The Scottish Government has taken on a major role as a sponsor through the Super Sponsor Scheme. 30,600 visas were issued under the scheme before closing and over 17,000 individuals have arrived. It is encouraging to see the Scottish Government offer safe passageway for so many people, however there are ongoing challenges. While housing people in hotels and on-board ships is acceptable as temporary accommodation, it is not a long-term solution. We would like to see a plan for how people are going to be resettled in the long term.

In addition, there can be discrepancies across local authorities. The availablity of key support, such as English classes and affordable public transport options, can vary depending on where people are living. We wish to see Ukrainians across Scotland able access to appropriate housing, education, and support wherever they live.

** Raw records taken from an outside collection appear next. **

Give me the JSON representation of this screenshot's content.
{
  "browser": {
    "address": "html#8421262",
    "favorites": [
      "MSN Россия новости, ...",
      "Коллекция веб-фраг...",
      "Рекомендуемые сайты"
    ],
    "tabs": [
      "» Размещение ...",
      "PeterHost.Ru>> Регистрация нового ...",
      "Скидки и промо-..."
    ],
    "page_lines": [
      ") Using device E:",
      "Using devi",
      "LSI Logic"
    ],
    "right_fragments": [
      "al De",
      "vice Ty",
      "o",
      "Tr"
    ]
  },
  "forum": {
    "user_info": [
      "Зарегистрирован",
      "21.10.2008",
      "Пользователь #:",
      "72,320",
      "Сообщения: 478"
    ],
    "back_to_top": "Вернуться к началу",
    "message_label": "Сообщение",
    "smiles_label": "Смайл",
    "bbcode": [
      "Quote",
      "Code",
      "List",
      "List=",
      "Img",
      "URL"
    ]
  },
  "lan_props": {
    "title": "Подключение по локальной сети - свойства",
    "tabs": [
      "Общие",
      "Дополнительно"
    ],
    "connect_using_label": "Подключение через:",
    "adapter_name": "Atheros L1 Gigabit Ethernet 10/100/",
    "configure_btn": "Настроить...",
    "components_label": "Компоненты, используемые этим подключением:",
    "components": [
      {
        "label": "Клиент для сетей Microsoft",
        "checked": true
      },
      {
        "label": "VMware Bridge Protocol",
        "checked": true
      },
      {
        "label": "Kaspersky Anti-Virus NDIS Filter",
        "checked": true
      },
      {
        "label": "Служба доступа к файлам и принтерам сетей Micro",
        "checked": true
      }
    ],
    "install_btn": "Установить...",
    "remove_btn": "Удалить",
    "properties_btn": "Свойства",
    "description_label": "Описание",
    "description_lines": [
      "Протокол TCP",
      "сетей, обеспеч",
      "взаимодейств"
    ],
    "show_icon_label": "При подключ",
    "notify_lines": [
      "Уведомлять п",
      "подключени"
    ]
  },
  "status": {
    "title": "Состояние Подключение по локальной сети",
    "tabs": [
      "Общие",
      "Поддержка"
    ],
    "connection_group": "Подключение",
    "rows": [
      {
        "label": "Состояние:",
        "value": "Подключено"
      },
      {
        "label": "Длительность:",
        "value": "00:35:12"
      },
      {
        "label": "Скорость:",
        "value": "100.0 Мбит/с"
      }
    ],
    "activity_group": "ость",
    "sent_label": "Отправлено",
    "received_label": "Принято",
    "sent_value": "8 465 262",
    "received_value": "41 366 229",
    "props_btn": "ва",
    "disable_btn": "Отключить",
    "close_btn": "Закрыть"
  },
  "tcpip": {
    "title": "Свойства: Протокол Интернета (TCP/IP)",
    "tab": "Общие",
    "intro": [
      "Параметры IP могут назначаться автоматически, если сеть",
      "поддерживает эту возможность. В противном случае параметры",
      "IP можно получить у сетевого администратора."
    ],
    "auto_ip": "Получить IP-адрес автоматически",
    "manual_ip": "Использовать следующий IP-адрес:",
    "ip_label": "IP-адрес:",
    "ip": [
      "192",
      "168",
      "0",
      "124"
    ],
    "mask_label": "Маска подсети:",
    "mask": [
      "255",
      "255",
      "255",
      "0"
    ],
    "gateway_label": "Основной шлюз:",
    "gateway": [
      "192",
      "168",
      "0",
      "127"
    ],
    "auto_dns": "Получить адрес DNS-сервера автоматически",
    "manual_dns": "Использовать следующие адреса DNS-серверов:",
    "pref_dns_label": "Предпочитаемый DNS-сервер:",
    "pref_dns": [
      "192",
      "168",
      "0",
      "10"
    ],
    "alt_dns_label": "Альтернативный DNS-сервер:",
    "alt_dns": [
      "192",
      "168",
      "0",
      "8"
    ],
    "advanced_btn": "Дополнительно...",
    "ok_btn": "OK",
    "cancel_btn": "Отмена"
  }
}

For any concerns, particularly in your area, please contact your local MSP.

Ways to Pray

Prayer is an important part of many faith traditions and a huge source of comfort and strength to people of faith. Below are some specific related to the situation in Ukrainian that are worth considering.

  • Pray for the people of Ukraine. Pray for those who are fearful of their lives and livelihoods, who have lost loved ones, or through chaos have lost contact with their families. Pray for those who are making treacherous journeys because they have no choice, for those who and for those who are left behind. Pray for safety, comfort, endurance and peace.
  • Pray for wisdom and generosity of the global community, governments and for national and international leaders who have power, influence and authority. Would their responses and commitments to supporting those most in need be generous, kind and compassionate.
  • Pray for wisdom for International leaders as they seek to support Ukraine and respond to Russia’s aggression.
  • Pray for the Russian people and for Russia’s leaders that they would pursue peace and justice for Ukraine and for Russia.
  • Pray for receiving communities to be welcoming and sensitive to the needs of those they are caring for. Pray that all will be welcomed regardless of who they are and where they are from.

Prayer for Peace in Ukraine (Very Rev Dr Susan Brown)

O God, the refuge and strength of all,

You hold the people of Ukraine in the palm of your hand.

The name of each person there,

Is written on your heart.

In the darkness of invasion

And in the mire of political machinations,

Spread we pray, the light of hope and of justice

And of peace.

Encourage those who are frightened,

To find strength in you

And in those around them –

Near and far.

Help the worldwide family of nations

To respond in love

With outstretched hearts,

Open minds,

And with too, the wisdom needed

to effect a peace that lasts.

Save us we pray,

From not caring enough.

For your Son’s sake.

For more prayer and worship resources on the topic, check out our God With Us resource.  It includes bible studies, prayers, liturgies, stories, poems and discussion ideas.